Exercise goal:
What you return should be every line below, word for word, and none of the images.

--- Data provided Enclosed Below ---

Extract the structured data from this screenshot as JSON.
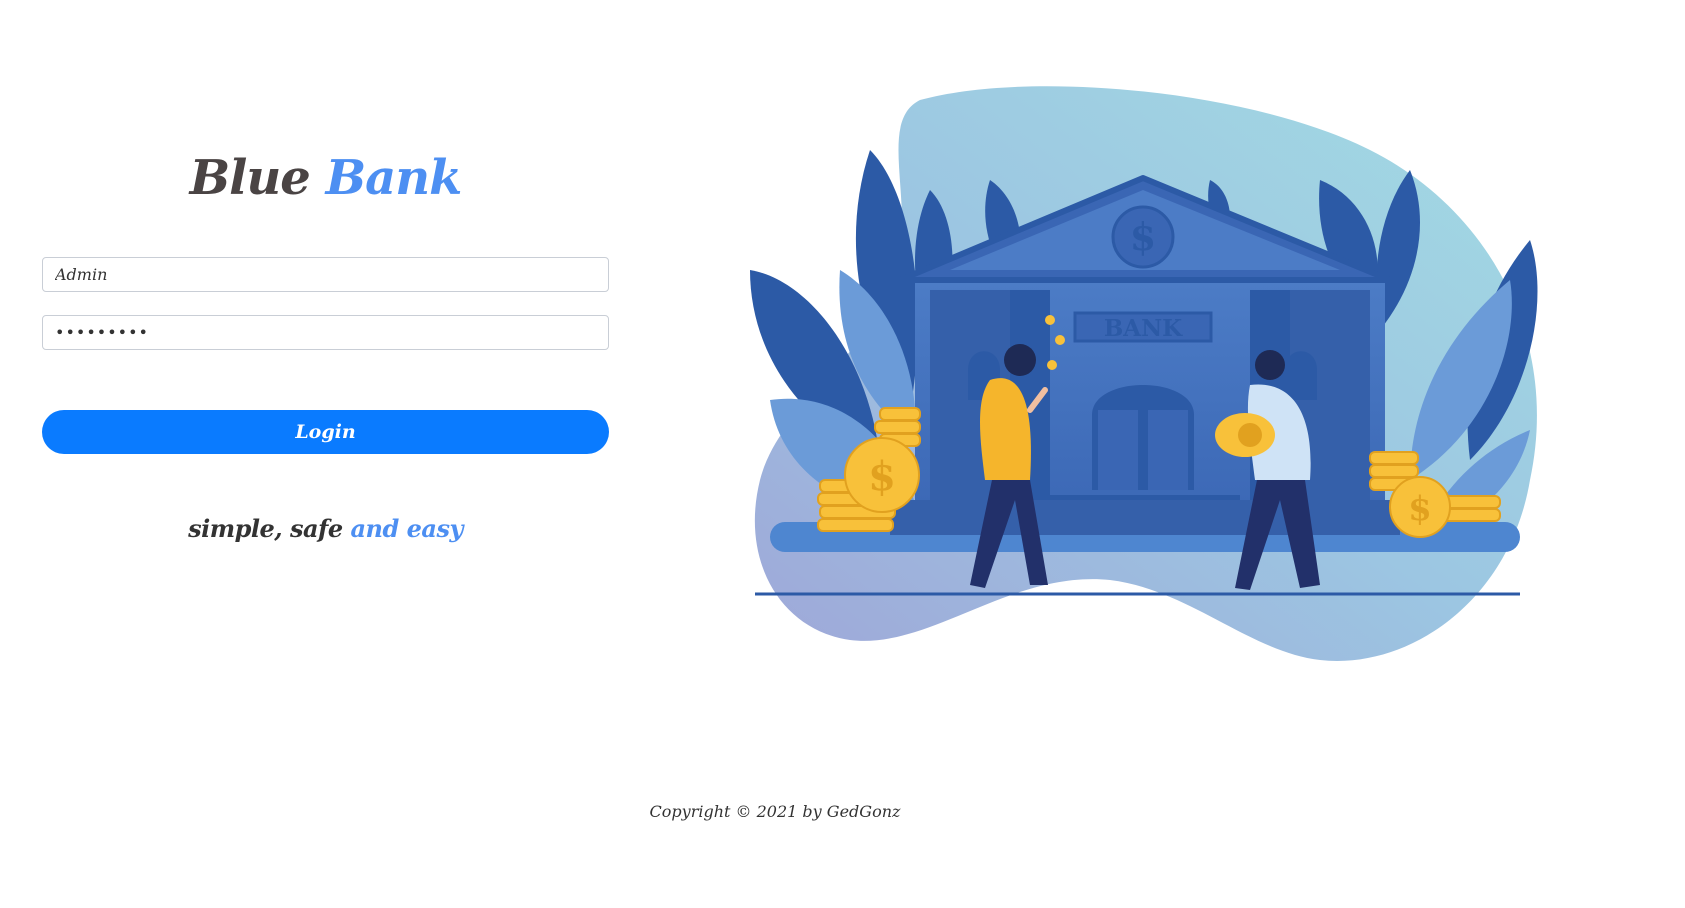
{
  "brand": {
    "word1": "Blue",
    "word2": "Bank"
  },
  "login_form": {
    "username_value": "Admin",
    "password_value": "•••••••••",
    "login_label": "Login"
  },
  "tagline": {
    "part1": "simple, safe ",
    "part2": "and easy"
  },
  "illustration": {
    "sign_text": "BANK",
    "currency_symbol": "$"
  },
  "footer": {
    "copyright": "Copyright © 2021 by GedGonz"
  },
  "colors": {
    "accent": "#0a7bff",
    "brand_blue": "#4d8ff2",
    "text_dark": "#4a4444"
  }
}
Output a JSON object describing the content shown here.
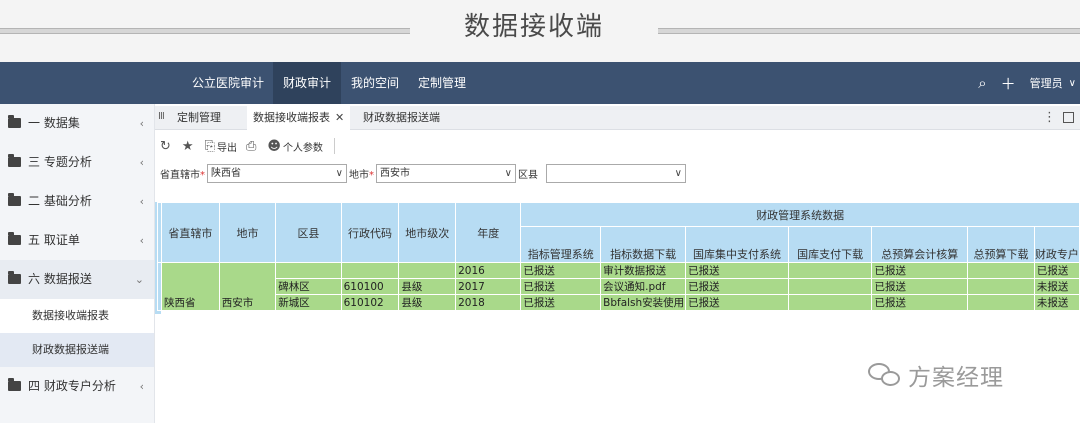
{
  "banner": {
    "title": "数据接收端"
  },
  "topnav": {
    "items": [
      "公立医院审计",
      "财政审计",
      "我的空间",
      "定制管理"
    ],
    "active_index": 1,
    "user": "管理员",
    "icons": [
      "search-icon",
      "plus-icon",
      "chevron-down-icon"
    ]
  },
  "sidebar": {
    "items": [
      {
        "label": "一 数据集",
        "chevron": "‹"
      },
      {
        "label": "三 专题分析",
        "chevron": "‹"
      },
      {
        "label": "二 基础分析",
        "chevron": "‹"
      },
      {
        "label": "五 取证单",
        "chevron": "‹"
      },
      {
        "label": "六 数据报送",
        "chevron": "⌄"
      },
      {
        "label": "四 财政专户分析",
        "chevron": "‹"
      }
    ],
    "sub_items": [
      "数据接收端报表",
      "财政数据报送端"
    ],
    "active_sub_index": 1
  },
  "tabs": {
    "items": [
      {
        "label": "定制管理",
        "closable": false
      },
      {
        "label": "数据接收端报表",
        "closable": true
      },
      {
        "label": "财政数据报送端",
        "closable": false
      }
    ],
    "active_index": 1,
    "close_glyph": "✕",
    "menu_glyph": "⋮"
  },
  "toolbar": {
    "export_label": "导出",
    "params_label": "个人参数",
    "icons": [
      "refresh-icon",
      "star-icon",
      "export-icon",
      "print-icon",
      "users-icon"
    ]
  },
  "filters": {
    "province_label": "省直辖市",
    "province_value": "陕西省",
    "city_label": "地市",
    "city_value": "西安市",
    "district_label": "区县",
    "district_value": "",
    "required_mark": "*"
  },
  "table": {
    "group_header": "财政管理系统数据",
    "fixed_headers": [
      "省直辖市",
      "地市",
      "区县",
      "行政代码",
      "地市级次",
      "年度"
    ],
    "sub_headers": [
      "指标管理系统",
      "指标数据下载",
      "国库集中支付系统",
      "国库支付下载",
      "总预算会计核算",
      "总预算下载",
      "财政专户"
    ],
    "rows": [
      {
        "province": "",
        "city": "",
        "district": "",
        "code": "",
        "level": "",
        "year": "2016",
        "cells": [
          "已报送",
          "审计数据报送",
          "已报送",
          "",
          "已报送",
          "",
          "已报送"
        ]
      },
      {
        "province": "",
        "city": "",
        "district": "碑林区",
        "code": "610100",
        "level": "县级",
        "year": "2017",
        "cells": [
          "已报送",
          "会议通知.pdf",
          "已报送",
          "",
          "已报送",
          "",
          "未报送"
        ]
      },
      {
        "province": "陕西省",
        "city": "西安市",
        "district": "新城区",
        "code": "610102",
        "level": "县级",
        "year": "2018",
        "cells": [
          "已报送",
          "Bbfalsh安装使用",
          "已报送",
          "",
          "已报送",
          "",
          "未报送"
        ]
      }
    ]
  },
  "watermark": {
    "text": "方案经理"
  }
}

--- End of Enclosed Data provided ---

Answer section:
Extract the structured data from this screenshot as JSON.
{
  "brand": {
    "word1": "Blue",
    "word2": "Bank"
  },
  "login_form": {
    "username_value": "Admin",
    "password_value": "•••••••••",
    "login_label": "Login"
  },
  "tagline": {
    "part1": "simple, safe ",
    "part2": "and easy"
  },
  "illustration": {
    "sign_text": "BANK",
    "currency_symbol": "$"
  },
  "footer": {
    "copyright": "Copyright © 2021 by GedGonz"
  },
  "colors": {
    "accent": "#0a7bff",
    "brand_blue": "#4d8ff2",
    "text_dark": "#4a4444"
  }
}
Output a JSON object describing the content shown here.
{
  "banner": {
    "title": "数据接收端"
  },
  "topnav": {
    "items": [
      "公立医院审计",
      "财政审计",
      "我的空间",
      "定制管理"
    ],
    "active_index": 1,
    "user": "管理员",
    "icons": [
      "search-icon",
      "plus-icon",
      "chevron-down-icon"
    ]
  },
  "sidebar": {
    "items": [
      {
        "label": "一 数据集",
        "chevron": "‹"
      },
      {
        "label": "三 专题分析",
        "chevron": "‹"
      },
      {
        "label": "二 基础分析",
        "chevron": "‹"
      },
      {
        "label": "五 取证单",
        "chevron": "‹"
      },
      {
        "label": "六 数据报送",
        "chevron": "⌄"
      },
      {
        "label": "四 财政专户分析",
        "chevron": "‹"
      }
    ],
    "sub_items": [
      "数据接收端报表",
      "财政数据报送端"
    ],
    "active_sub_index": 1
  },
  "tabs": {
    "items": [
      {
        "label": "定制管理",
        "closable": false
      },
      {
        "label": "数据接收端报表",
        "closable": true
      },
      {
        "label": "财政数据报送端",
        "closable": false
      }
    ],
    "active_index": 1,
    "close_glyph": "✕",
    "menu_glyph": "⋮"
  },
  "toolbar": {
    "export_label": "导出",
    "params_label": "个人参数",
    "icons": [
      "refresh-icon",
      "star-icon",
      "export-icon",
      "print-icon",
      "users-icon"
    ]
  },
  "filters": {
    "province_label": "省直辖市",
    "province_value": "陕西省",
    "city_label": "地市",
    "city_value": "西安市",
    "district_label": "区县",
    "district_value": "",
    "required_mark": "*"
  },
  "table": {
    "group_header": "财政管理系统数据",
    "fixed_headers": [
      "省直辖市",
      "地市",
      "区县",
      "行政代码",
      "地市级次",
      "年度"
    ],
    "sub_headers": [
      "指标管理系统",
      "指标数据下载",
      "国库集中支付系统",
      "国库支付下载",
      "总预算会计核算",
      "总预算下载",
      "财政专户"
    ],
    "rows": [
      {
        "province": "",
        "city": "",
        "district": "",
        "code": "",
        "level": "",
        "year": "2016",
        "cells": [
          "已报送",
          "审计数据报送",
          "已报送",
          "",
          "已报送",
          "",
          "已报送"
        ]
      },
      {
        "province": "",
        "city": "",
        "district": "碑林区",
        "code": "610100",
        "level": "县级",
        "year": "2017",
        "cells": [
          "已报送",
          "会议通知.pdf",
          "已报送",
          "",
          "已报送",
          "",
          "未报送"
        ]
      },
      {
        "province": "陕西省",
        "city": "西安市",
        "district": "新城区",
        "code": "610102",
        "level": "县级",
        "year": "2018",
        "cells": [
          "已报送",
          "Bbfalsh安装使用",
          "已报送",
          "",
          "已报送",
          "",
          "未报送"
        ]
      }
    ]
  },
  "watermark": {
    "text": "方案经理"
  }
}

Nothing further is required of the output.